We continue our series of ear phone tests here, with the Shure E2c, E2g, E3c, and Ultimate Ears Super.fi 3 Studio.
Second on the list is the E2g (the E2c review is in Part I of this review set), which has an MSRP of $99. Shure states that the E2g phones are optimized for gaming, compared to the model E2c.
These ear phones have dynamic drivers and an impedance of 16 ohms.
The E2gs were a bit nasal like the E2cs, and still had a flat frequency response, but with more emphasis in the bass than in the midrange. Like the E2cs, the E2gs have very low distortion, so to get a good sound is a matter of EQ (distortion, unlike the frequency response, cannot be remedied).
They fit similar to the E2cs, with a curved insertion and so, tended to slip out of my ears.
On the Bench

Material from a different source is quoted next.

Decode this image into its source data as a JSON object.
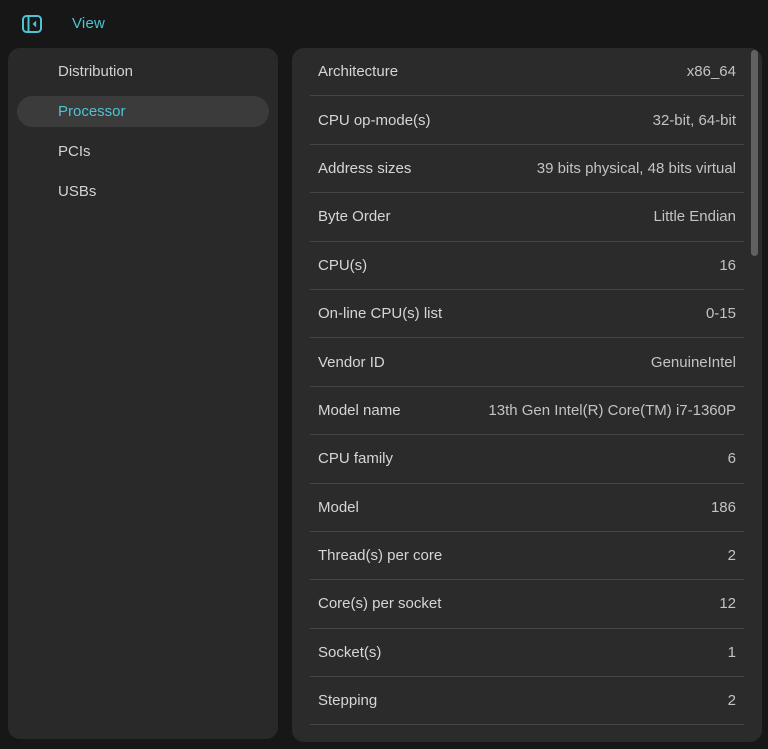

Notice that the frequency response is higher in the bass than in the midrange, whereas with the E2Cs, the reverse was the case.

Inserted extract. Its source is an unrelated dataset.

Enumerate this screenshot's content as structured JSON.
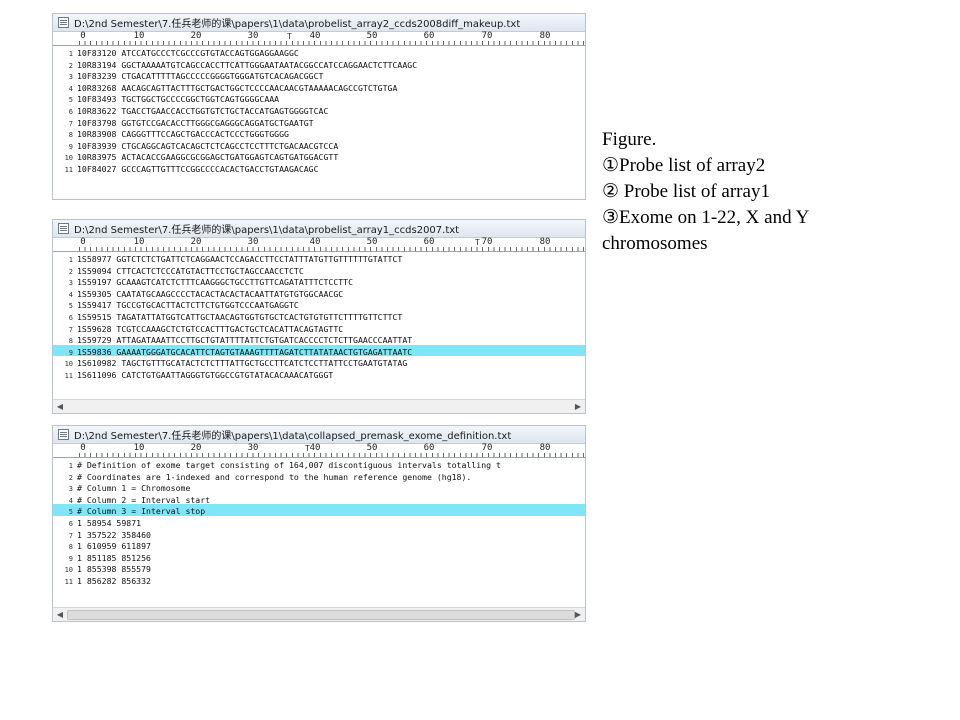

Like the E2cs, the E2gs have very low IMD. This is extremely important, as high IMD would produce a mushiness to the sound, rather than being articulate.
Less than 2% THD+N occurred with a 20 Hz sine wave. This means good, deep bass.
At 1 kHz, there was only 0.3% THD+N.
At 10 kHz, less than 0.6% THD+N.
As with the E2cs, I gave the E2gs a rating of 6 for Fit and 8 for sound. Perhaps a bit more bass than the E2cs. The phones have very low distortion, so this results in a detailed sound, but it sure would be nice to get rid of the peaks above 2 kHz and raise the valley at 8 kHz.